Sarkozy had focused on the theme of
unity, including the importance of closing the gap between rich and poor in
France, and of ensuring fair access to educational and other opportunities for
all. This was also a theme emphasized in statements by the French bishops’
conference, which also mentioned the question of immigration.
This is a major issue in France,
where massive immigration from Islamic countries has meant the presence in many
cities of large Islamic communities often not sharing language, culture or
social connections with their host country.
While the bishops’ statements
emphasized the social needs of immigrants and their rights and requirements for
their future lives in France, Sarkozy had spoken of the need to control future
numbers, and his speeches reflected concerns of many French people. But the
bishops noted that he emphasized respect for all religions, and for religious
values in general.
“Sarkozy personally identified
himself as a Catholic and made repeated references to this” said Ludovine de la
Rochere, spokesman for the French bishops’ conference. “But as a politician he
understood the importance of all religions in French political life whether
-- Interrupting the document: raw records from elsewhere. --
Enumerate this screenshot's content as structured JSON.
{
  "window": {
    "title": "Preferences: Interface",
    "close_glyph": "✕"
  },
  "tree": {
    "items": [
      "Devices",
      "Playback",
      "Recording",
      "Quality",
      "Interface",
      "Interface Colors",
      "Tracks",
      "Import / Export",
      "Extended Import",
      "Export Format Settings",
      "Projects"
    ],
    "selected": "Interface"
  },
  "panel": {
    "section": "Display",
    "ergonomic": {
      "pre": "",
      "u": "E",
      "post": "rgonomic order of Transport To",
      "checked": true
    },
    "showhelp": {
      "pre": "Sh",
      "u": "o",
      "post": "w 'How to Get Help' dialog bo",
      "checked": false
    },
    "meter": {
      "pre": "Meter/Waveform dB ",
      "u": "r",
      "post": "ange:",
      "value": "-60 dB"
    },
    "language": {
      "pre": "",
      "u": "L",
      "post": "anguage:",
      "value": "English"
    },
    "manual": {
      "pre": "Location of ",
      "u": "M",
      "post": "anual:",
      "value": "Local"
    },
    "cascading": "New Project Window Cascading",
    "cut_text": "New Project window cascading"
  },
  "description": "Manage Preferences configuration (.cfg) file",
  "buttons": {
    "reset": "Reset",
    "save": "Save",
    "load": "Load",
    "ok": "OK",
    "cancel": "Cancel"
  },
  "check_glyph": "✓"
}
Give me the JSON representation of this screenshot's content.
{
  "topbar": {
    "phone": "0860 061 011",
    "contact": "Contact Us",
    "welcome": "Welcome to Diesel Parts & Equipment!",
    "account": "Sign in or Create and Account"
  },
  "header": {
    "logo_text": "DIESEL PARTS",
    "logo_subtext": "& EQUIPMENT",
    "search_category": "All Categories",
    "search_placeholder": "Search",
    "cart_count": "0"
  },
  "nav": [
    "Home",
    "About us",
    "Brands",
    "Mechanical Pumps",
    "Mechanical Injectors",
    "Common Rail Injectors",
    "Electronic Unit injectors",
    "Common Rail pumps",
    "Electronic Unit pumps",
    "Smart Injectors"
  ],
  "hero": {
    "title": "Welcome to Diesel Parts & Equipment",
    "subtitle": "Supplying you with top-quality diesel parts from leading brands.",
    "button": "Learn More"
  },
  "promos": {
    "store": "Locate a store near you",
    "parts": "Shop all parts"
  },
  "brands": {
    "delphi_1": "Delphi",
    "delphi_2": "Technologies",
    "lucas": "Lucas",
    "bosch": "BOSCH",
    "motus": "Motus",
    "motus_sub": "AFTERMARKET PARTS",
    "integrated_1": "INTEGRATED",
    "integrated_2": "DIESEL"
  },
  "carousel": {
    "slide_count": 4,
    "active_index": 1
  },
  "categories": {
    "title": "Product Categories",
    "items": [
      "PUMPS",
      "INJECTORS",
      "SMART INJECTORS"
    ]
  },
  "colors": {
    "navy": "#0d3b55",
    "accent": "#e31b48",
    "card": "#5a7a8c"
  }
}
Christianity, Islam or Buddhism. This gave him a significant advantage.”
Royal, brought up in a traditional
Catholic family, has lived with a man for more than 20 years without marriage,
and they have four children. Sarkozy has been divorced and remarried.
Supporters of Sarkozy have been at
pains to emphasize that they were not opposed to the idea of electing a woman
as president of France.
“I actually thought it would be good
to have a woman leading France, good for the nation,” said one pro-life
Catholic. “But not this woman, not with the values and ideas she was
Joanna Bogle is based in London.